### THE TASK
The data below is to be returned in full and exactly.

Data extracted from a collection
--- START ---

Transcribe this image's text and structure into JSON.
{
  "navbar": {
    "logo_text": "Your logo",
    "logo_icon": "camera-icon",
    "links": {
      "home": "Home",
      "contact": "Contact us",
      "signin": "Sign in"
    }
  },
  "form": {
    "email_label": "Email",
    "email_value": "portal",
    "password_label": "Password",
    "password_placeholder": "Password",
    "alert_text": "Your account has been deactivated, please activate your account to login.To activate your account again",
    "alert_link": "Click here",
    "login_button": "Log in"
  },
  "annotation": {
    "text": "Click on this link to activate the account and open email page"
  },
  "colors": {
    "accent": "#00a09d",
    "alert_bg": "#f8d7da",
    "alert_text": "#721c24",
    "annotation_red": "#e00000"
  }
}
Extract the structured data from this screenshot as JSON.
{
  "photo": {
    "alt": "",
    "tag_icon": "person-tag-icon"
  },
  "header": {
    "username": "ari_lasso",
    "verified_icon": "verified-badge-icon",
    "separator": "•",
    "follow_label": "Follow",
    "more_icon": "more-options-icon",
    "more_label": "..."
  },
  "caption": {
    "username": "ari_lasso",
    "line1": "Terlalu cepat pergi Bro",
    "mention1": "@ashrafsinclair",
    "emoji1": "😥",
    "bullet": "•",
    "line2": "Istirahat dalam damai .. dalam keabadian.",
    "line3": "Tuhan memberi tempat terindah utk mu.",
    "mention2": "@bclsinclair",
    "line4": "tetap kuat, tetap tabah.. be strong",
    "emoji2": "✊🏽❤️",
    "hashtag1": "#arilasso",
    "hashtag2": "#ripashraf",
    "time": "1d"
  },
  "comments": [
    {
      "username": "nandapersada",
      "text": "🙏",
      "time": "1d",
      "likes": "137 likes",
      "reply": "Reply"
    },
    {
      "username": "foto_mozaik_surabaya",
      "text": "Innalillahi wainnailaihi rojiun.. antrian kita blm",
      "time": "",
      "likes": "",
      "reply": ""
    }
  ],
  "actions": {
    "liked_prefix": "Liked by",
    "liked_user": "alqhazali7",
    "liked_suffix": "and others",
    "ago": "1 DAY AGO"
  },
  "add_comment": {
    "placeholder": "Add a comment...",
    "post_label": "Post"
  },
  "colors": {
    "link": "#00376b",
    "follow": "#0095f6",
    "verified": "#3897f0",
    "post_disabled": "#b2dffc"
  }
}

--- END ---

### SOLUTION FOR THIS TASK
Transcribe this image's text and structure into JSON.
{
  "navbar": {
    "logo_text": "Your logo",
    "logo_icon": "camera-icon",
    "links": {
      "home": "Home",
      "contact": "Contact us",
      "signin": "Sign in"
    }
  },
  "form": {
    "email_label": "Email",
    "email_value": "portal",
    "password_label": "Password",
    "password_placeholder": "Password",
    "alert_text": "Your account has been deactivated, please activate your account to login.To activate your account again",
    "alert_link": "Click here",
    "login_button": "Log in"
  },
  "annotation": {
    "text": "Click on this link to activate the account and open email page"
  },
  "colors": {
    "accent": "#00a09d",
    "alert_bg": "#f8d7da",
    "alert_text": "#721c24",
    "annotation_red": "#e00000"
  }
}
Extract the structured data from this screenshot as JSON.
{
  "photo": {
    "alt": "",
    "tag_icon": "person-tag-icon"
  },
  "header": {
    "username": "ari_lasso",
    "verified_icon": "verified-badge-icon",
    "separator": "•",
    "follow_label": "Follow",
    "more_icon": "more-options-icon",
    "more_label": "..."
  },
  "caption": {
    "username": "ari_lasso",
    "line1": "Terlalu cepat pergi Bro",
    "mention1": "@ashrafsinclair",
    "emoji1": "😥",
    "bullet": "•",
    "line2": "Istirahat dalam damai .. dalam keabadian.",
    "line3": "Tuhan memberi tempat terindah utk mu.",
    "mention2": "@bclsinclair",
    "line4": "tetap kuat, tetap tabah.. be strong",
    "emoji2": "✊🏽❤️",
    "hashtag1": "#arilasso",
    "hashtag2": "#ripashraf",
    "time": "1d"
  },
  "comments": [
    {
      "username": "nandapersada",
      "text": "🙏",
      "time": "1d",
      "likes": "137 likes",
      "reply": "Reply"
    },
    {
      "username": "foto_mozaik_surabaya",
      "text": "Innalillahi wainnailaihi rojiun.. antrian kita blm",
      "time": "",
      "likes": "",
      "reply": ""
    }
  ],
  "actions": {
    "liked_prefix": "Liked by",
    "liked_user": "alqhazali7",
    "liked_suffix": "and others",
    "ago": "1 DAY AGO"
  },
  "add_comment": {
    "placeholder": "Add a comment...",
    "post_label": "Post"
  },
  "colors": {
    "link": "#00376b",
    "follow": "#0095f6",
    "verified": "#3897f0",
    "post_disabled": "#b2dffc"
  }
}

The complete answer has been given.